of recent warm conditions in both the Pacific and Indian Oceans.
The chance that the average October-December maximum temperature will exceed the
long-term median maximum temperature, is above 70% across NSW, Tasmania, Victoria and most
of South Australia. Chances exceed 80% across nearly all of Victoria, some areas
in southern NSW and the southeast of SA.
This means that for every ten years with ocean patterns like the current, about seven
to nine would be expected to be warmer than average during October-December over most of
southeastern Australia, with about one to three years being cooler.
Outlook confidence is related to how consistently the Pacific and Indian
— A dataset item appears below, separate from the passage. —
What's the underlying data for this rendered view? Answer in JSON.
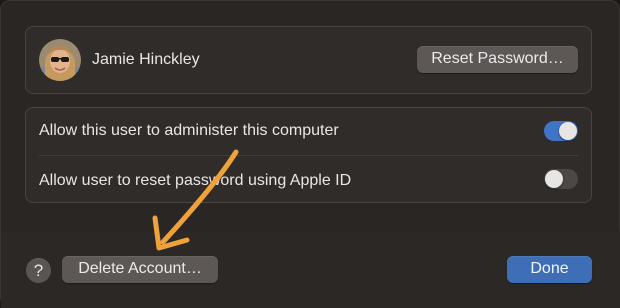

Oceans affect Australian temperatures. During October to December, history shows this
effect on maximum temperatures to be moderately consistent over much of northern and western
NSW, most of SA and the northern half of both Victoria and Tasmania. However, over a
large part of eastern NSW, southern Victoria and southern Tasmania confidence is only
weakly consistent, so this outlook needs to be used with caution in these areas (see background information).
The average minimum temperature for October to December is favoured to be
above the long-term median minimum temperature across the north of both SA and NSW (see map).
The chances of increased overnight warmth (averaged over the coming three months) in
these areas are mainly between 60 and 70%. The chances are between 50 and 60% over
remaining parts of the southeast.
History shows the oceans' effect on minimum temperatures during October to December to be
moderately consistent over most of SA, NSW and northwestern and southern Tasmania. However,
over most of Victoria, most of southeastern NSW, southeastern SA and central Tasmania the
effect is generally only weakly consistent.